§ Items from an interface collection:
- Opening Delimiter -

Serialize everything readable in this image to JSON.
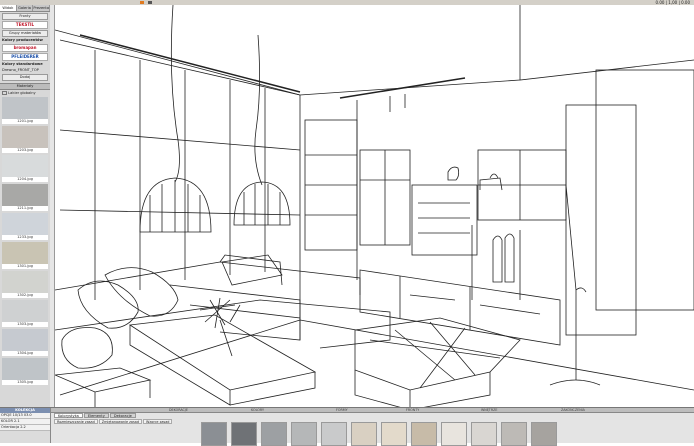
{
  "topbar": {
    "right_text": "0.00 | 1,00 | 0.00"
  },
  "left_panel": {
    "tabs": [
      "Widok",
      "Galeria",
      "Prezentacja"
    ],
    "buttons": [
      "Fronty",
      "Grupy materiałów"
    ],
    "producer_logos": [
      "TEKSTIL",
      "bromapan",
      "PFLEIDERER"
    ],
    "section_producer": "Kolory producentów",
    "section_standard": "Kolory standardowe",
    "standard_item": "Drewno_FRONT_TOP",
    "standard_sub": "Dodaj",
    "materials_header": "Materiały",
    "tree_item": "Lakier globalny",
    "swatches": [
      {
        "label": "1201.jpg",
        "color": "#c0c4c8"
      },
      {
        "label": "1203.jpg",
        "color": "#c8c2bc"
      },
      {
        "label": "1204.jpg",
        "color": "#d8dbdc"
      },
      {
        "label": "1211.jpg",
        "color": "#a8a8a6"
      },
      {
        "label": "1233.jpg",
        "color": "#cfd4da"
      },
      {
        "label": "1301.jpg",
        "color": "#c9c4b3"
      },
      {
        "label": "1302.jpg",
        "color": "#d2d3cf"
      },
      {
        "label": "1303.jpg",
        "color": "#cfd1d2"
      },
      {
        "label": "1304.jpg",
        "color": "#c6cad0"
      },
      {
        "label": "1305.jpg",
        "color": "#bfc4c8"
      }
    ]
  },
  "bottom": {
    "left_header": "KOLEKCJA",
    "left_rows": [
      "OPCJE 10/13 03.0",
      "KOLOR 2.1",
      "Orientacja 2.2"
    ],
    "strip_labels": [
      "DEKORACJE",
      "KOLORY",
      "FORMY",
      "FRONTY",
      "WNĘTRZE",
      "ZAKOŃCZENIA"
    ],
    "tabs": [
      "Kolorystyka",
      "Elementy",
      "Dekoracje"
    ],
    "subtabs": [
      "Rozmieszczanie zasad",
      "Zmiętanowanie zasad",
      "Wzorce zasad"
    ],
    "thumbs": [
      "#8b8f94",
      "#6f7276",
      "#9da0a3",
      "#b5b7b8",
      "#c9cacb",
      "#d9d0c2",
      "#e3dacb",
      "#c7bba8",
      "#e8e4de",
      "#d9d6d2",
      "#bdbab6",
      "#a6a39f"
    ]
  }
}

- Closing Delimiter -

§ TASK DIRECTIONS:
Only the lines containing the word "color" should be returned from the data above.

§ ANSWER TO THE PROBLEM:
        "color": "#c0c4c8"
        "color": "#c8c2bc"
        "color": "#d8dbdc"
        "color": "#a8a8a6"
        "color": "#cfd4da"
        "color": "#c9c4b3"
        "color": "#d2d3cf"
        "color": "#cfd1d2"
        "color": "#c6cad0"
        "color": "#bfc4c8"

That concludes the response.